What is cyberbullying?

Cyberbullying is bullying of a child by other children that occurs on a digital device such as a computer or smartphone. This bullying could happen on a social network, via instant or text message or in an online game. Platforms where often cyberbullying takes place also include online forums and email. Generally, cyberbullying occurs in a social environment, where children can view and share content or communicate. The actual form of cyberbullying could be a harmful or false message or the sharing of private information to embarrass a learner. Cyberbullying is wrong and, in some cases, could be illegal.

cyberbullying in South African schools

Effects of cyberbullying

Cyberbullying can cause emotional stress to the learner being bullied, leading to anxiety or depression. Depression is a severe illness that can affect the learners physical as well as mental health. This, in turn, can lead to issues around concentration and performance at school. In short, cyberbullying can cause a whole host of problems that could have serious long-term consequences for the learner.

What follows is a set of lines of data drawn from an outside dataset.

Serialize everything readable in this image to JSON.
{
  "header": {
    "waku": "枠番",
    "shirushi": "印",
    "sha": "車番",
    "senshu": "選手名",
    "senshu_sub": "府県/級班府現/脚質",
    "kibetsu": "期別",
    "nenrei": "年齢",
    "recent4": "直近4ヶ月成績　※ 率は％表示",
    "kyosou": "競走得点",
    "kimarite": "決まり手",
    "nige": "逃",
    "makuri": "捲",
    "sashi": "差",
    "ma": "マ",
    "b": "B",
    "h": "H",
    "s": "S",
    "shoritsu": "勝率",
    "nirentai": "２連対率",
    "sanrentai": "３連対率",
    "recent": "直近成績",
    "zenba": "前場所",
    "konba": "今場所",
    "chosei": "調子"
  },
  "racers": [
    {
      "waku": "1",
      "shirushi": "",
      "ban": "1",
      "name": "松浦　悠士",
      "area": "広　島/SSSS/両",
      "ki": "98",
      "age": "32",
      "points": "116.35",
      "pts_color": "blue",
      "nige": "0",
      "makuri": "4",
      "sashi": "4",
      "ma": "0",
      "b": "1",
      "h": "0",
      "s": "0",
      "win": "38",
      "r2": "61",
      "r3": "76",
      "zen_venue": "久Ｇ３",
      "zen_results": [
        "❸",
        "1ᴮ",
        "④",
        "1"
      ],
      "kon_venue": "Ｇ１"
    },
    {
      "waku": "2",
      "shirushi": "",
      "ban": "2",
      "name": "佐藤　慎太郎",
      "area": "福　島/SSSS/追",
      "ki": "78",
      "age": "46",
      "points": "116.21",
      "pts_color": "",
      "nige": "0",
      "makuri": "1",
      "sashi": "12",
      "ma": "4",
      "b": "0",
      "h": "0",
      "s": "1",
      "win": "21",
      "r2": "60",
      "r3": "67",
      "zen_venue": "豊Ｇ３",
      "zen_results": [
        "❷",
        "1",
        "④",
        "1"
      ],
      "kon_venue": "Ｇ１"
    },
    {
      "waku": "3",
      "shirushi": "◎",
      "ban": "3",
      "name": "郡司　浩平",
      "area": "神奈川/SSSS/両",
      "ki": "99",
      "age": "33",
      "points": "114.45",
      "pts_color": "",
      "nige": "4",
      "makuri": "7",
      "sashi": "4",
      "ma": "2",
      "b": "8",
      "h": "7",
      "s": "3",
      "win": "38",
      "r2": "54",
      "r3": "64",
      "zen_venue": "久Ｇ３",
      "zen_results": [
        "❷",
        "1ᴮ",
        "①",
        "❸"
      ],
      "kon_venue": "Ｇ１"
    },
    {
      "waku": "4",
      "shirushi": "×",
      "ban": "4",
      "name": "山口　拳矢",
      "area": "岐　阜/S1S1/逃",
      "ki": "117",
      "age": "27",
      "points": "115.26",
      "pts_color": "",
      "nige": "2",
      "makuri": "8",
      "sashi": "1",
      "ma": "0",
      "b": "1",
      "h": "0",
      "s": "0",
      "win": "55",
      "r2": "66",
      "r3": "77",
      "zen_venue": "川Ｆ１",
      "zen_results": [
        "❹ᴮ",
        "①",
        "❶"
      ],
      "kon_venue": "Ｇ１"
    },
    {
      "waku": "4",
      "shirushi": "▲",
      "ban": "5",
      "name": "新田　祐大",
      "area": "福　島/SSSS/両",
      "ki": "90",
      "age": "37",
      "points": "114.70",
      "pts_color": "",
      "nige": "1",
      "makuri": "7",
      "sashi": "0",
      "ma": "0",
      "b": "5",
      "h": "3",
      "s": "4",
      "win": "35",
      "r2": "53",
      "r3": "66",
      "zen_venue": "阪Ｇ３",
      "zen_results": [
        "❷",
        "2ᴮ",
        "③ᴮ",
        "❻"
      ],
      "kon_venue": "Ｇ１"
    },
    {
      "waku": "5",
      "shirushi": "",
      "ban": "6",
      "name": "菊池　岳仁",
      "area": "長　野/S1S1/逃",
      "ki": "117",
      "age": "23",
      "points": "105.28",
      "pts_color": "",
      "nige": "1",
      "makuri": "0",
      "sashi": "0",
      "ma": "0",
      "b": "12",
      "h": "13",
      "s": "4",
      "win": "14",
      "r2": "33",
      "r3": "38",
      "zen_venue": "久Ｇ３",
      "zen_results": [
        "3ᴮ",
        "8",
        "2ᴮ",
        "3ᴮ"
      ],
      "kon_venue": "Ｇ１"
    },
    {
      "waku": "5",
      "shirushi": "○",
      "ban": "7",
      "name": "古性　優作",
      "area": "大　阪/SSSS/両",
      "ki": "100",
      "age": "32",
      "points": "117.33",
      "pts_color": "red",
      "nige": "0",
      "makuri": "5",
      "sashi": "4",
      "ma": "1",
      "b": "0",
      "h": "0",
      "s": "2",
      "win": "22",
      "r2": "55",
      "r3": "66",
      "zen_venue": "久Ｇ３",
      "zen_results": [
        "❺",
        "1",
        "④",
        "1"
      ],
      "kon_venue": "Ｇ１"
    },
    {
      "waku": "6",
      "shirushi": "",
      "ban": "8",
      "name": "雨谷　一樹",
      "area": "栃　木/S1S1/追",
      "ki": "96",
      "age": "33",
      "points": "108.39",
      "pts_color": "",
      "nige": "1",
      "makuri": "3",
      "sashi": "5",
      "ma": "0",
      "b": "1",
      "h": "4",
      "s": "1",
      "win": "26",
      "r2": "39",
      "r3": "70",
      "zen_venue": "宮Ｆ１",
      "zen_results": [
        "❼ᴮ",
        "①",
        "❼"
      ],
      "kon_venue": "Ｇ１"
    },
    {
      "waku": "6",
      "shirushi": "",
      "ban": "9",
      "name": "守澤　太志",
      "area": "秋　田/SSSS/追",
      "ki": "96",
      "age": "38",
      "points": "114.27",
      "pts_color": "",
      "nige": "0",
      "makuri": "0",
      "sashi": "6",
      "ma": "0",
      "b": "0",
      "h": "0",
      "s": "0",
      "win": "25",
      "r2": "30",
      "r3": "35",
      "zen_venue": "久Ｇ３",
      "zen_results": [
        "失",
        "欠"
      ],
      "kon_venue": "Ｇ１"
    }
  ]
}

Types of cyberbullying

There are several types of cyberbullying, including:

  • Flaming – an online fight via email or instant messages, which includes hurtful language or images to the person being bullied
  • Harassment – this involves sending threatening or rude message to a person and generally repeating this continuously.
  • Outing – sharing a person’s private information or images openly online
  • Exclusion – this involves deliberately leaving a person out of a group chat and then making offensive or insensitive comments about this person
  • Masquerading – this occurs when a bully creates a fake identity to harass or abuse someone anonymous, sending mean or false messages to the person being bullied

Advice to learners on how to act in cases of cyberbullying

  • Learners should do their best not to respond to cyberbullies as this is, in some cases, what they want. It is best if you can remove yourself from the situation or avoid the person doing the bullying.
  • It is never the victim of bullying’s fault – no one deserves to be treated in a mean or unpleasant manner.
  • One way to combat bullying is to bring it into the light by saving the evidence. Screenshot a conversation from an instant message or download images that have been sent to you. These can be reported to your teacher.
  • Reach out for help to your parent, teacher or councillor. It may feel like you are the only person going through this situation, but other learners have as well, and these grownups may have good advice for you.
  • Learn about how you can block or remove someone from your social media or instant messages. It is easy to do, and they won’t be able to harass you any longer.

The Cybersecurity Toolkit for Schools

The Department of Basic Education has put together a cybersecurity toolkit for schools. Dr Kiro Pillay, Head of the Cyber Security Hub, explained that “the objective of the initiative is to curb cyberbullying and threats to ensure that learners, parents and teachers are educated on matters of cyber safety.

To effectively raise cyber safety awareness, the topics are logically incorporated into the storyline consisting of five themes: a trip into cyber space; protecting people; securing devices; smart Apps; and helpful information. Each theme is, in turn, divided into a further three topics. The components include a series of workbooks, word searches, videos, games and cartoons in five languages.